What you should do –
Scan the entries below and count the lines holding the string "Company". Supply only the number.

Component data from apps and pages
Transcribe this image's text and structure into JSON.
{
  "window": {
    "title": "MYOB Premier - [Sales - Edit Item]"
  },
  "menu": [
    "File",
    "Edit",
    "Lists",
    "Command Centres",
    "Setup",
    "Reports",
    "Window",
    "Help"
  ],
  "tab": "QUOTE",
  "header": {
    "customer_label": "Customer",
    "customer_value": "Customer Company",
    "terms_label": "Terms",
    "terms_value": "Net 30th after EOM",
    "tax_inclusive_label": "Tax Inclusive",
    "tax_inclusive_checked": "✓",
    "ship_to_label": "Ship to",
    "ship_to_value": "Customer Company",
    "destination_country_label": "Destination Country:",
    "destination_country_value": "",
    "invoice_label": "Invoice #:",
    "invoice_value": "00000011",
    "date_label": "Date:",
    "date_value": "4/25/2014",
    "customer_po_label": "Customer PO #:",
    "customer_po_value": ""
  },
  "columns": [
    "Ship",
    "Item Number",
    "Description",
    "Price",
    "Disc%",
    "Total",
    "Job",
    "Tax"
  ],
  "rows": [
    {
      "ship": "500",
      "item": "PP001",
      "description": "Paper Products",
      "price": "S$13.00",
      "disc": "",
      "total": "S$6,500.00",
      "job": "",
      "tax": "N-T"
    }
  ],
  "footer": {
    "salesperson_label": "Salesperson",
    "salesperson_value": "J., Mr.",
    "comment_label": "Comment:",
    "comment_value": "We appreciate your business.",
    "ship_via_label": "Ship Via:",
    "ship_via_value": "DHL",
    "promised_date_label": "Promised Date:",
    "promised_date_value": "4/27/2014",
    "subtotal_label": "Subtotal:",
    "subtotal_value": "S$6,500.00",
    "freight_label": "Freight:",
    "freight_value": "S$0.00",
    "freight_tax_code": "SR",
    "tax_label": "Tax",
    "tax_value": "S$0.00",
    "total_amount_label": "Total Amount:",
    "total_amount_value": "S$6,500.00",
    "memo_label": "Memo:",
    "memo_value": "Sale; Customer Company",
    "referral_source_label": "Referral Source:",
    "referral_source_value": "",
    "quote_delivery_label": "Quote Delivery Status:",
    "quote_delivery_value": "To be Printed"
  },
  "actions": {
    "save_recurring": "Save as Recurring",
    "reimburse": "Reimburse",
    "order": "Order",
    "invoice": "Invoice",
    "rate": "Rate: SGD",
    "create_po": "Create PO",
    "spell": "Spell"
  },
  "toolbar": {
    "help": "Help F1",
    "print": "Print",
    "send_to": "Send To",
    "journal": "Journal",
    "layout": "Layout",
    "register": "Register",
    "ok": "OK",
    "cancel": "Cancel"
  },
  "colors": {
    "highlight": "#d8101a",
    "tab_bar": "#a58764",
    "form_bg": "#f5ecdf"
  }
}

Answer area –
3